Not only is the helmet handmade with super-strength carbon fibre and DuPont Kevlar, which Jullian has had trademarked as Military Grade Protection™, Halo Active Technologies has also developed an Ionizer, a sort of cleaning docking station. This prolongs its life by drawing in clean air and heating up to 45 degrees, all the while extracting the dirty particles.
The Halocater™ is another feature which particularly excites Jullian, who talks through how it provides another vital lifeline to accident victims.
“When you hit the ground the sensors pick up that the helmet has gone cold, logs your location and transmits your position via packet data to our base station. This then calls into the helmet to ask if you are alright. If you say you are okay they will cancel the call but if you shout for help or fail to answer they’ll send the emergency services to your exact location.”
The helmet can also detect algorithms associated with heart attacks and strokes, helping to give paramedics crucial detail of the incident they are about to attend.
Polish your Halo
In July 2008 a broad, optimistic patent was filed, and this year it was granted in almost every country in world at only the second stage.
“We managed to, quite amazingly - and to the shock of a lot of intellectual property people - achieve two, which is very high on the scope of broad coverage,” Julian comments. “Generally your first claim is something outrageous that you never think you could achieve, and even your second, third and fourth claims are very rarely granted.”
The patent covers ‘an endothermic reaction triggered by impact in any protective headwear’, and is being applied across a variety of sectors including motorsport, extreme sport, equestrian, fire-fighting, and military.
The Halo team is now fully assembled with an impressive spread of motoring knowhow and clout.
“Once the patents and trademarks were granted the time was right to get a proper team organised,” Jullian says. “I tried to get some motorsport people involved and had a conversation with Richard Phillips, who had been the managing director at Silverstone for the past decade, overseeing a whole new racetrack development and tripling its turnover.”
Several conversations and meetings later, Phillips is now Chairman and CEO of Halo Active Technologies, bringing with him more than 30 years of experience in the sport, leisure and high performance technology fields.

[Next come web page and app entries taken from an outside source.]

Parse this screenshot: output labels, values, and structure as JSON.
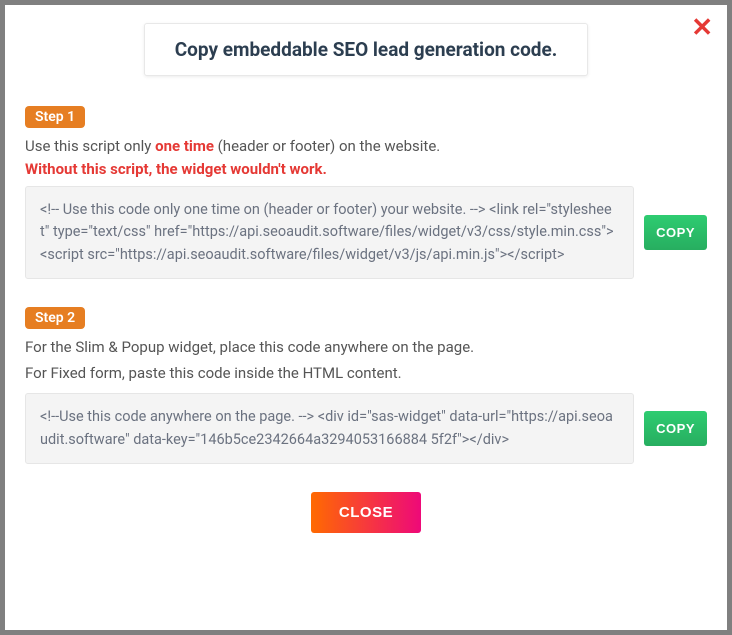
{
  "modal": {
    "title": "Copy embeddable SEO lead generation code.",
    "close_x": "✕"
  },
  "step1": {
    "badge": "Step 1",
    "instruction_pre": "Use this script only ",
    "instruction_emphasis": "one time",
    "instruction_post": " (header or footer) on the website.",
    "warning": "Without this script, the widget wouldn't work.",
    "code": "<!-- Use this code only one time on (header or footer) your website. --> <link rel=\"stylesheet\" type=\"text/css\" href=\"https://api.seoaudit.software/files/widget/v3/css/style.min.css\"> <script src=\"https://api.seoaudit.software/files/widget/v3/js/api.min.js\"></script>",
    "copy_label": "COPY"
  },
  "step2": {
    "badge": "Step 2",
    "instruction_line1": "For the Slim & Popup widget, place this code anywhere on the page.",
    "instruction_line2": "For Fixed form, paste this code inside the HTML content.",
    "code": "<!--Use this code anywhere on the page. --> <div id=\"sas-widget\" data-url=\"https://api.seoaudit.software\" data-key=\"146b5ce2342664a3294053166884 5f2f\"></div>",
    "copy_label": "COPY"
  },
  "footer": {
    "close_label": "CLOSE"
  }
}
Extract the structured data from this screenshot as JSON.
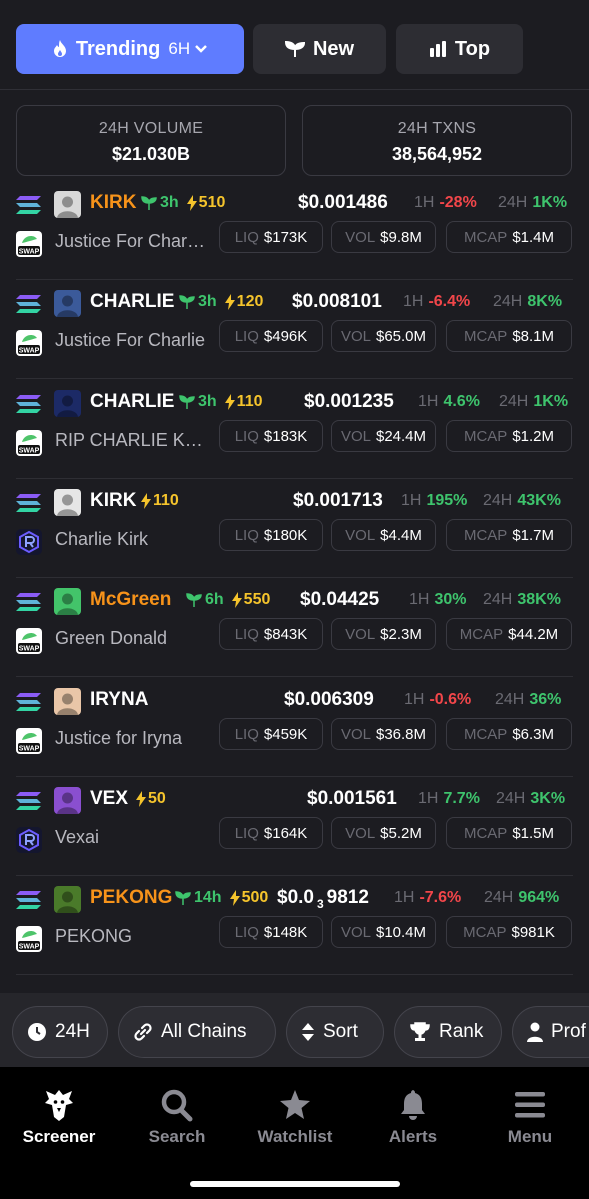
{
  "tabs": [
    {
      "label": "Trending",
      "sub": "6H",
      "icon": "flame-icon"
    },
    {
      "label": "New",
      "icon": "sprout-icon"
    },
    {
      "label": "Top",
      "icon": "bar-chart-icon"
    }
  ],
  "stats": {
    "volume": {
      "label": "24H VOLUME",
      "value": "$21.030B"
    },
    "txns": {
      "label": "24H TXNS",
      "value": "38,564,952"
    }
  },
  "labels": {
    "h1": "1H",
    "h24": "24H",
    "liq": "LIQ",
    "vol": "VOL",
    "mcap": "MCAP"
  },
  "tokens": [
    {
      "symbol": "KIRK",
      "symbol_color": "orange",
      "age": "3h",
      "boost": "510",
      "price": "$0.001486",
      "change_1h": "-28%",
      "change_1h_color": "red",
      "change_24h": "1K%",
      "change_24h_color": "green",
      "name": "Justice For Charlie Kirk",
      "dex": "swap",
      "liq": "$173K",
      "vol": "$9.8M",
      "mcap": "$1.4M",
      "avatar_color": "#d9d9d9"
    },
    {
      "symbol": "CHARLIE",
      "symbol_color": "white",
      "age": "3h",
      "boost": "120",
      "price": "$0.008101",
      "change_1h": "-6.4%",
      "change_1h_color": "red",
      "change_24h": "8K%",
      "change_24h_color": "green",
      "name": "Justice For Charlie",
      "dex": "swap",
      "liq": "$496K",
      "vol": "$65.0M",
      "mcap": "$8.1M",
      "avatar_color": "#3b5a9a"
    },
    {
      "symbol": "CHARLIE",
      "symbol_color": "white",
      "age": "3h",
      "boost": "110",
      "price": "$0.001235",
      "change_1h": "4.6%",
      "change_1h_color": "green",
      "change_24h": "1K%",
      "change_24h_color": "green",
      "name": "RIP CHARLIE KIRK",
      "dex": "swap",
      "liq": "$183K",
      "vol": "$24.4M",
      "mcap": "$1.2M",
      "avatar_color": "#1c2a66"
    },
    {
      "symbol": "KIRK",
      "symbol_color": "white",
      "age": "",
      "boost": "110",
      "price": "$0.001713",
      "change_1h": "195%",
      "change_1h_color": "green",
      "change_24h": "43K%",
      "change_24h_color": "green",
      "name": "Charlie Kirk",
      "dex": "raydium",
      "liq": "$180K",
      "vol": "$4.4M",
      "mcap": "$1.7M",
      "avatar_color": "#e6e6e6"
    },
    {
      "symbol": "McGreen",
      "symbol_color": "orange",
      "age": "6h",
      "boost": "550",
      "price": "$0.04425",
      "change_1h": "30%",
      "change_1h_color": "green",
      "change_24h": "38K%",
      "change_24h_color": "green",
      "name": "Green Donald",
      "dex": "swap",
      "liq": "$843K",
      "vol": "$2.3M",
      "mcap": "$44.2M",
      "avatar_color": "#43c46a"
    },
    {
      "symbol": "IRYNA",
      "symbol_color": "white",
      "age": "",
      "boost": "",
      "price": "$0.006309",
      "change_1h": "-0.6%",
      "change_1h_color": "red",
      "change_24h": "36%",
      "change_24h_color": "green",
      "name": "Justice for Iryna",
      "dex": "swap",
      "liq": "$459K",
      "vol": "$36.8M",
      "mcap": "$6.3M",
      "avatar_color": "#e9c6a8"
    },
    {
      "symbol": "VEX",
      "symbol_color": "white",
      "age": "",
      "boost": "50",
      "price": "$0.001561",
      "change_1h": "7.7%",
      "change_1h_color": "green",
      "change_24h": "3K%",
      "change_24h_color": "green",
      "name": "Vexai",
      "dex": "raydium",
      "liq": "$164K",
      "vol": "$5.2M",
      "mcap": "$1.5M",
      "avatar_color": "#8a4fd0"
    },
    {
      "symbol": "PEKONG",
      "symbol_color": "orange",
      "age": "14h",
      "boost": "500",
      "price_main": "$0.0",
      "price_sub": "3",
      "price_tail": "9812",
      "change_1h": "-7.6%",
      "change_1h_color": "red",
      "change_24h": "964%",
      "change_24h_color": "green",
      "name": "PEKONG",
      "dex": "swap",
      "liq": "$148K",
      "vol": "$10.4M",
      "mcap": "$981K",
      "avatar_color": "#4a7a2a"
    }
  ],
  "filters": [
    {
      "label": "24H",
      "icon": "clock-icon"
    },
    {
      "label": "All Chains",
      "icon": "link-icon"
    },
    {
      "label": "Sort",
      "icon": "sort-icon"
    },
    {
      "label": "Rank",
      "icon": "trophy-icon"
    },
    {
      "label": "Prof",
      "icon": "user-icon"
    }
  ],
  "nav": [
    {
      "label": "Screener",
      "icon": "eagle-icon",
      "active": true
    },
    {
      "label": "Search",
      "icon": "search-icon"
    },
    {
      "label": "Watchlist",
      "icon": "star-icon"
    },
    {
      "label": "Alerts",
      "icon": "bell-icon"
    },
    {
      "label": "Menu",
      "icon": "menu-icon"
    }
  ],
  "colors": {
    "accent": "#5f7cff",
    "green": "#3ec46d",
    "red": "#f2464a",
    "boost": "#f5c42c",
    "orange": "#f7931a"
  }
}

Jullian’s fellow Co-founder Jeff Meers is the company’s Chief Marketing Officer. An e-commerce and branding expert, Meers used to work with the likes of BMW cars and motorcycles.
The obvious Formula One potential of the Halo Helmet will be tapped with the help of Mark Hughes, who has advised on the construction, set up and running of world famous venues including Brands Hatch and Bahrain International and Yas Marina Circuits. He joins the team as a specialist F1 advisor.
Watch this space
With expertise now in place, Jullian confidently looks ahead to the product’s launch this winter, with evolutions and new features already in the pipeline.
“The helmet is fully tooled and passed all testing,” he continues. “We are also looking at front and rear cameras to record the time before and after impact. You will be able to see what happened and how/why you fell off or had an accident. This is important because often those who suffer head injuries cannot remember accurately what happened to them.”
Such features may appear later down the line following the initial production batch and launch, which will see the Halo helmet enter the market for the very first time.
It joins a growing number of futuristic lids now available to riders, with Bluetooth and internal media devices gradually becoming more commonplace.
Some models now even boast a blind spot camera that projects footage onto a screen in the corner of the visor, granting 360-degree vision without the need to look backwards.
Will motorcycle helmets ever be the same again? One thing for sure is that Halo will help accident victims keep a cool head this winter.
More info at www.haloactive.com